Avicii's family releases second statement, implies suicide | DJMag.com Skip to main content

Avicii's family releases second statement, implies suicide

"He could not go on any longer. He wanted to find peace."

Avicii_Suicide_Confirmed_DJ_Mag
Avicii_Suicide_Confirmed_DJ_Mag

Avicii’s family have today (26th April) come forward with a new statement, implying that the EDM star died by suicide. 

Last Friday (20th April), news broke that the Swedish DJ/producer had been found dead in his hotel room in Moscat, Oman where he had been on holiday. 

Since then, two autopsy reports ruled out any “criminal suspicion” in relation to his tragic death aged 28. Now, his family have made a statement implying that the ‘Wake Me Up’ star – real name Tim Bergling – died by apparent suicide.

The statement reads as follows [translated from Swedish]…

“Our beloved Tim was a seeker, a fragile artistic soul searching for answers to existential questions. 
An over-achieving perfectionist who travelled and worked hard at a pace that led to extreme stress.
When he stopped touring, he wanted to find a balance in life to be happy and be able to do what he loved most – music.
He really struggled with thoughts about Meaning, Life, Happiness.
He could not go on any longer.
He wanted to find peace.
Tim was not made for the business machine he found himself in; he was a sensitive guy who loved his fans but shunned the spotlight.
Tim, you will forever be loved and sadly missed.
The person you were and your music will keep your memory alive.We love you,
Your family”

Earlier this week, Bergling's family released an initial statement thanking the global community of fans for their outpourings of support in the days following the news of his death.

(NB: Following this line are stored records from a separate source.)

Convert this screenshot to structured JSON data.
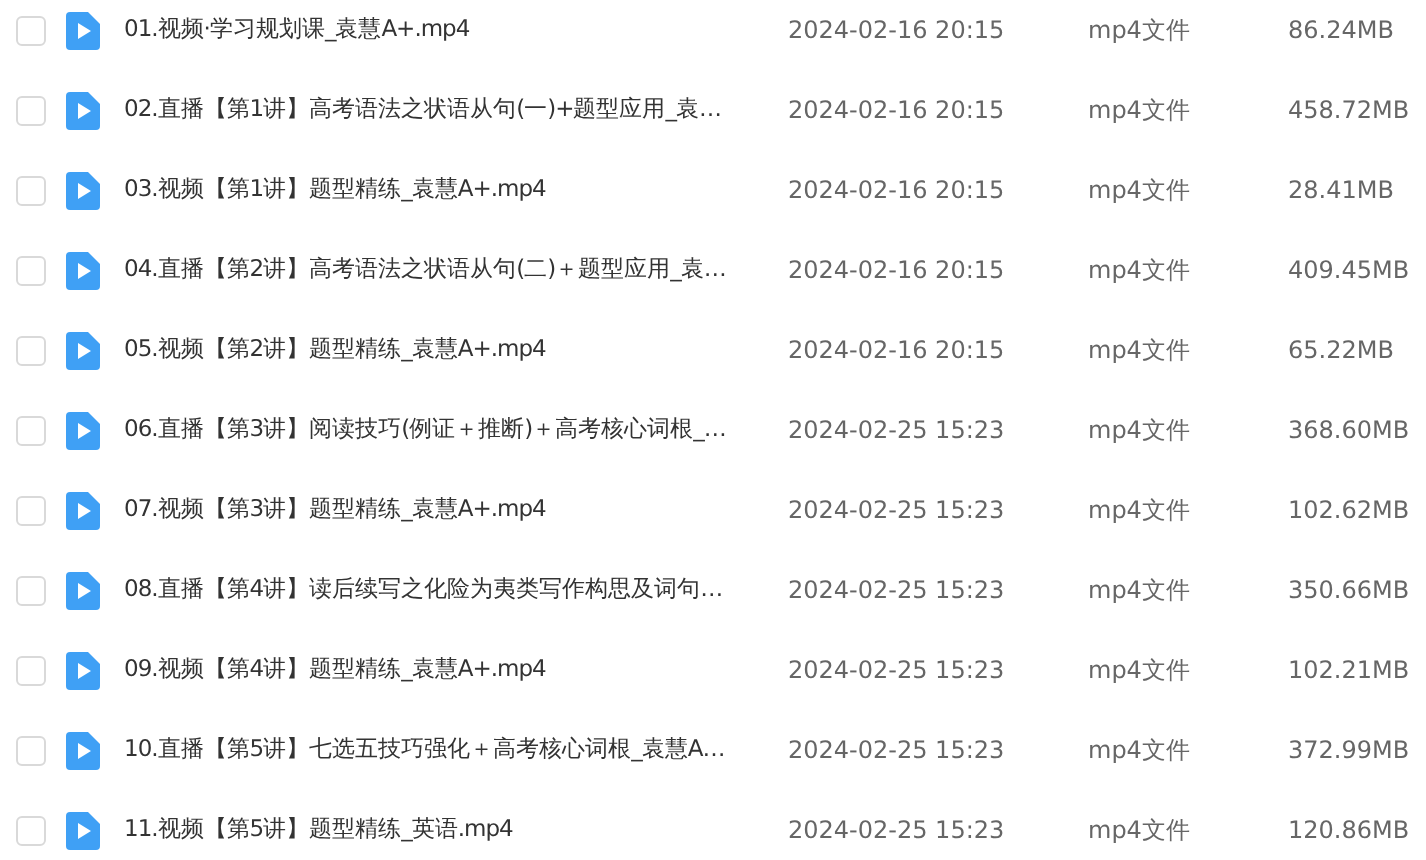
{
  "files": [
    {
      "name": "01.视频·学习规划课_袁慧A+.mp4",
      "modified": "2024-02-16 20:15",
      "type": "mp4文件",
      "size": "86.24MB",
      "checked": false
    },
    {
      "name": "02.直播【第1讲】高考语法之状语从句(一)+题型应用_袁…",
      "modified": "2024-02-16 20:15",
      "type": "mp4文件",
      "size": "458.72MB",
      "checked": false
    },
    {
      "name": "03.视频【第1讲】题型精练_袁慧A+.mp4",
      "modified": "2024-02-16 20:15",
      "type": "mp4文件",
      "size": "28.41MB",
      "checked": false
    },
    {
      "name": "04.直播【第2讲】高考语法之状语从句(二)＋题型应用_袁…",
      "modified": "2024-02-16 20:15",
      "type": "mp4文件",
      "size": "409.45MB",
      "checked": false
    },
    {
      "name": "05.视频【第2讲】题型精练_袁慧A+.mp4",
      "modified": "2024-02-16 20:15",
      "type": "mp4文件",
      "size": "65.22MB",
      "checked": false
    },
    {
      "name": "06.直播【第3讲】阅读技巧(例证＋推断)＋高考核心词根_…",
      "modified": "2024-02-25 15:23",
      "type": "mp4文件",
      "size": "368.60MB",
      "checked": false
    },
    {
      "name": "07.视频【第3讲】题型精练_袁慧A+.mp4",
      "modified": "2024-02-25 15:23",
      "type": "mp4文件",
      "size": "102.62MB",
      "checked": false
    },
    {
      "name": "08.直播【第4讲】读后续写之化险为夷类写作构思及词句…",
      "modified": "2024-02-25 15:23",
      "type": "mp4文件",
      "size": "350.66MB",
      "checked": false
    },
    {
      "name": "09.视频【第4讲】题型精练_袁慧A+.mp4",
      "modified": "2024-02-25 15:23",
      "type": "mp4文件",
      "size": "102.21MB",
      "checked": false
    },
    {
      "name": "10.直播【第5讲】七选五技巧强化＋高考核心词根_袁慧A…",
      "modified": "2024-02-25 15:23",
      "type": "mp4文件",
      "size": "372.99MB",
      "checked": false
    },
    {
      "name": "11.视频【第5讲】题型精练_英语.mp4",
      "modified": "2024-02-25 15:23",
      "type": "mp4文件",
      "size": "120.86MB",
      "checked": false
    }
  ]
}
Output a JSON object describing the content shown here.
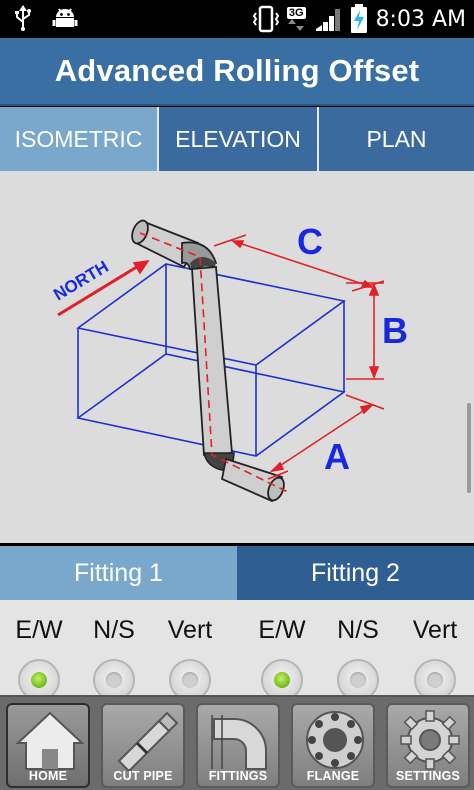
{
  "status_bar": {
    "time": "8:03 AM",
    "network": "3G"
  },
  "app": {
    "title": "Advanced Rolling Offset"
  },
  "tabs": [
    {
      "label": "ISOMETRIC",
      "active": true
    },
    {
      "label": "ELEVATION",
      "active": false
    },
    {
      "label": "PLAN",
      "active": false
    }
  ],
  "diagram": {
    "north_label": "NORTH",
    "label_a": "A",
    "label_b": "B",
    "label_c": "C"
  },
  "fittings": {
    "fitting1": "Fitting 1",
    "fitting2": "Fitting 2"
  },
  "directions": {
    "f1_ew": "E/W",
    "f1_ns": "N/S",
    "f1_vert": "Vert",
    "f2_ew": "E/W",
    "f2_ns": "N/S",
    "f2_vert": "Vert"
  },
  "selected": {
    "fitting1": "E/W",
    "fitting2": "E/W"
  },
  "nav": {
    "home": "HOME",
    "cut_pipe": "CUT PIPE",
    "fittings": "FITTINGS",
    "flange": "FLANGE",
    "settings": "SETTINGS"
  },
  "colors": {
    "accent": "#3a6fa3",
    "tab_active": "#7aa7cc",
    "box_lines": "#1f2fd0",
    "dimension_lines": "#e0202a",
    "label_blue": "#1828e0"
  }
}
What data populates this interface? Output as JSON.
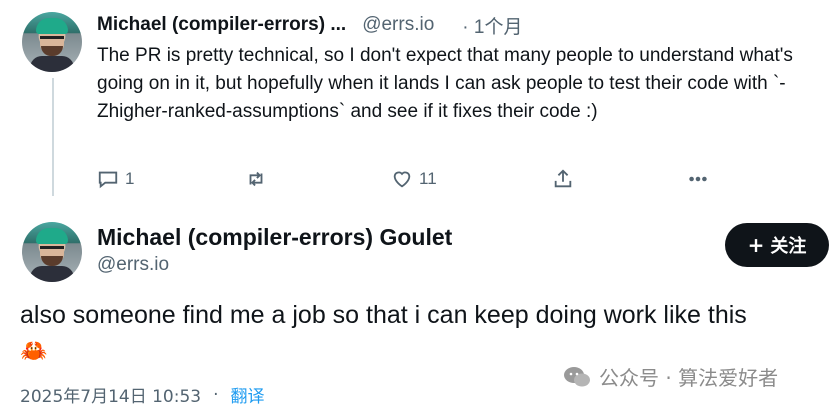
{
  "tweet1": {
    "display_name": "Michael (compiler-errors) ...",
    "handle": "@errs.io",
    "time": "· 1个月",
    "text": "The PR is pretty technical, so I don't expect that many people to understand what's going on in it, but hopefully when it lands I can ask people to test their code with `-Zhigher-ranked-assumptions` and see if it fixes their code :)",
    "reply_count": "1",
    "like_count": "11",
    "icons": {
      "reply": "reply-icon",
      "retweet": "retweet-icon",
      "like": "heart-icon",
      "share": "share-icon",
      "more": "more-icon"
    }
  },
  "tweet2": {
    "display_name": "Michael (compiler-errors) Goulet",
    "handle": "@errs.io",
    "follow_label": "关注",
    "text": "also someone find me a job so that i can keep doing work like this",
    "emoji": "🦀",
    "date": "2025年7月14日 10:53",
    "separator": "·",
    "translate": "翻译"
  },
  "watermark": {
    "text": "公众号 · 算法爱好者"
  },
  "colors": {
    "text_primary": "#0f1419",
    "text_secondary": "#536471",
    "follow_button_bg": "#0f1419",
    "link": "#1d9bf0",
    "thread_line": "#cfd9de"
  }
}
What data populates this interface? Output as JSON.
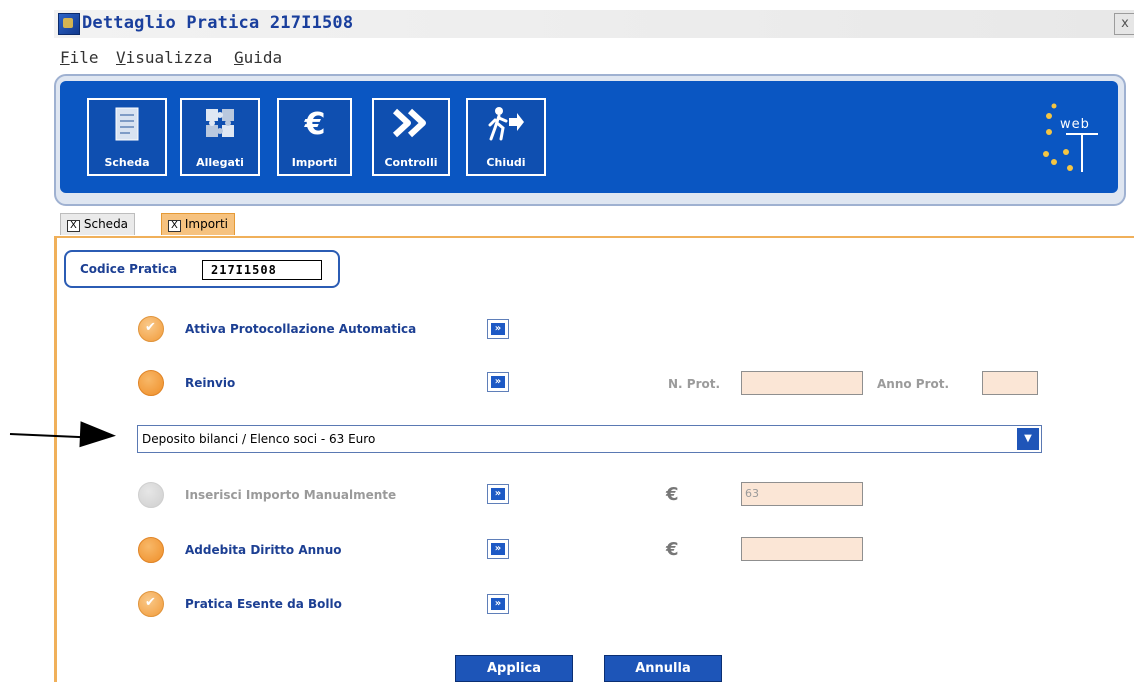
{
  "window": {
    "title": "Dettaglio Pratica 217I1508",
    "close_label": "x"
  },
  "menu": [
    {
      "label": "File",
      "access": "F",
      "rest": "ile"
    },
    {
      "label": "Visualizza",
      "access": "V",
      "rest": "isualizza"
    },
    {
      "label": "Guida",
      "access": "G",
      "rest": "uida"
    }
  ],
  "toolbar": {
    "buttons": [
      {
        "label": "Scheda",
        "icon": "document-icon"
      },
      {
        "label": "Allegati",
        "icon": "puzzle-icon"
      },
      {
        "label": "Importi",
        "icon": "euro-icon"
      },
      {
        "label": "Controlli",
        "icon": "double-arrow-icon"
      },
      {
        "label": "Chiudi",
        "icon": "exit-icon"
      }
    ],
    "logo_text": "web"
  },
  "tabs": [
    {
      "label": "Scheda",
      "close": "X",
      "active": false
    },
    {
      "label": "Importi",
      "close": "X",
      "active": true
    }
  ],
  "codice": {
    "label": "Codice Pratica",
    "value": "217I1508"
  },
  "options": [
    {
      "label": "Attiva Protocollazione Automatica",
      "state": "checked",
      "enabled": true
    },
    {
      "label": "Reinvio",
      "state": "on",
      "enabled": true
    },
    {
      "label": "Inserisci Importo Manualmente",
      "state": "off",
      "enabled": false
    },
    {
      "label": "Addebita Diritto Annuo",
      "state": "on",
      "enabled": true
    },
    {
      "label": "Pratica Esente da Bollo",
      "state": "checked",
      "enabled": true
    }
  ],
  "go_glyph": "»",
  "reinvio_fields": {
    "nprot_label": "N. Prot.",
    "nprot_value": "",
    "anno_label": "Anno Prot.",
    "anno_value": ""
  },
  "tariff_select": {
    "value": "Deposito bilanci / Elenco soci - 63 Euro"
  },
  "importo_manual": {
    "currency": "€",
    "value": "63"
  },
  "diritto_annuo": {
    "currency": "€",
    "value": ""
  },
  "actions": {
    "apply_label": "Applica",
    "cancel_label": "Annulla"
  },
  "colors": {
    "toolbar_blue": "#0a56c2",
    "accent_orange": "#f0b05a",
    "label_blue": "#1c3f93"
  }
}
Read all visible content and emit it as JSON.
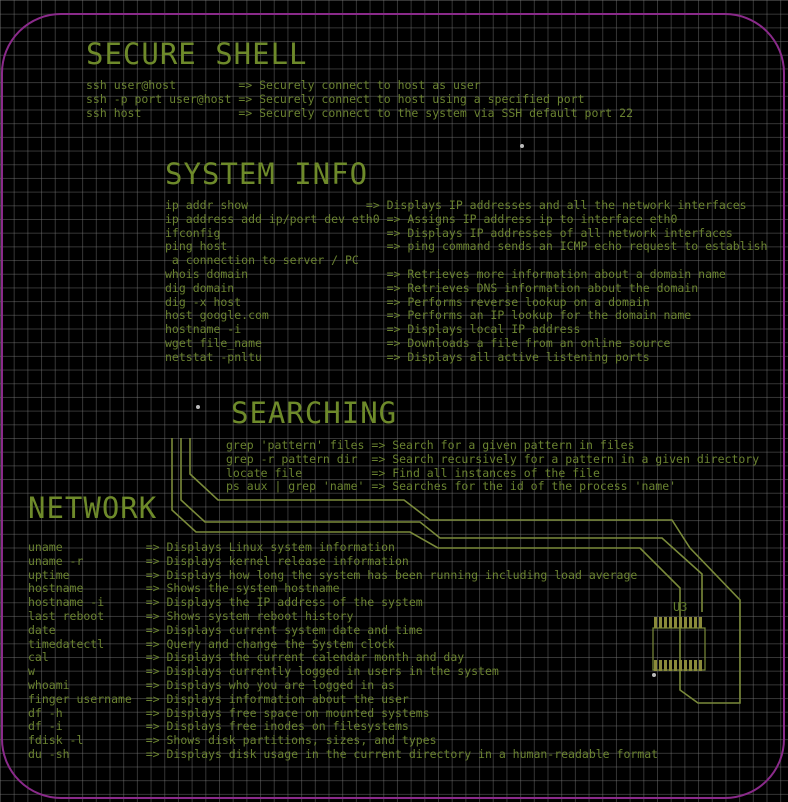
{
  "sections": {
    "secure_shell": {
      "title": "SECURE SHELL",
      "rows": [
        {
          "cmd": "ssh user@host        ",
          "desc": "=> Securely connect to host as user"
        },
        {
          "cmd": "ssh -p port user@host",
          "desc": "=> Securely connect to host using a specified port"
        },
        {
          "cmd": "ssh host             ",
          "desc": "=> Securely connect to the system via SSH default port 22"
        }
      ]
    },
    "system_info": {
      "title": "SYSTEM INFO",
      "rows": [
        {
          "cmd": "ip addr show                ",
          "desc": "=> Displays IP addresses and all the network interfaces"
        },
        {
          "cmd": "ip address add ip/port dev eth0",
          "desc": "=> Assigns IP address ip to interface eth0"
        },
        {
          "cmd": "ifconfig                       ",
          "desc": "=> Displays IP addresses of all network interfaces"
        },
        {
          "cmd": "ping host                      ",
          "desc": "=> ping command sends an ICMP echo request to establish"
        },
        {
          "cmd": " a connection to server / PC",
          "desc": ""
        },
        {
          "cmd": "whois domain                   ",
          "desc": "=> Retrieves more information about a domain name"
        },
        {
          "cmd": "dig domain                     ",
          "desc": "=> Retrieves DNS information about the domain"
        },
        {
          "cmd": "dig -x host                    ",
          "desc": "=> Performs reverse lookup on a domain"
        },
        {
          "cmd": "host google.com                ",
          "desc": "=> Performs an IP lookup for the domain name"
        },
        {
          "cmd": "hostname -i                    ",
          "desc": "=> Displays local IP address"
        },
        {
          "cmd": "wget file_name                 ",
          "desc": "=> Downloads a file from an online source"
        },
        {
          "cmd": "netstat -pnltu                 ",
          "desc": "=> Displays all active listening ports"
        }
      ]
    },
    "searching": {
      "title": "SEARCHING",
      "rows": [
        {
          "cmd": "grep 'pattern' files",
          "desc": "=> Search for a given pattern in files"
        },
        {
          "cmd": "grep -r pattern dir ",
          "desc": "=> Search recursively for a pattern in a given directory"
        },
        {
          "cmd": "locate file         ",
          "desc": "=> Find all instances of the file"
        },
        {
          "cmd": "ps aux | grep 'name'",
          "desc": "=> Searches for the id of the process 'name'"
        }
      ]
    },
    "network": {
      "title": "NETWORK",
      "rows": [
        {
          "cmd": "uname           ",
          "desc": "=> Displays Linux system information"
        },
        {
          "cmd": "uname -r        ",
          "desc": "=> Displays kernel release information"
        },
        {
          "cmd": "uptime          ",
          "desc": "=> Displays how long the system has been running including load average"
        },
        {
          "cmd": "hostname        ",
          "desc": "=> Shows the system hostname"
        },
        {
          "cmd": "hostname -i     ",
          "desc": "=> Displays the IP address of the system"
        },
        {
          "cmd": "last reboot     ",
          "desc": "=> Shows system reboot history"
        },
        {
          "cmd": "date            ",
          "desc": "=> Displays current system date and time"
        },
        {
          "cmd": "timedatectl     ",
          "desc": "=> Query and change the System clock"
        },
        {
          "cmd": "cal             ",
          "desc": "=> Displays the current calendar month and day"
        },
        {
          "cmd": "w               ",
          "desc": "=> Displays currently logged in users in the system"
        },
        {
          "cmd": "whoami          ",
          "desc": "=> Displays who you are logged in as"
        },
        {
          "cmd": "finger username ",
          "desc": "=> Displays information about the user"
        },
        {
          "cmd": "df -h           ",
          "desc": "=> Displays free space on mounted systems"
        },
        {
          "cmd": "df -i           ",
          "desc": "=> Displays free inodes on filesystems"
        },
        {
          "cmd": "fdisk -l        ",
          "desc": "=> Shows disk partitions, sizes, and types"
        },
        {
          "cmd": "du -sh          ",
          "desc": "=> Displays disk usage in the current directory in a human-readable format"
        }
      ]
    }
  },
  "component": {
    "ref": "U3"
  },
  "colors": {
    "text": "#6a8230",
    "heading": "#6e8a2a",
    "trace": "#7a8a3a",
    "outline": "#8a2a8a"
  }
}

On Saturday, thousands of fans gathered in Stockholm’s Sergels Torg plaza in memorial of the EDM star.

DJ Mag’s digital editor Charlotte Lucy Cijffers reflected on the young DJs enormous influence on the global EDM community and on how his openness surrounding struggles with fame, touring and alcoholism gave a troubling, if necessary, insight into a side of dance music the world often does not see.

In the UK, Samaritans can be contacted on 116 123 or email [email protected] In the US, the National Suicide Prevention Lifeline is 1-800-273-8255. In Australia, the crisis support service Lifeline is 13 11 14. Other international suicide helplines can be found at www.befrienders.org.

Topics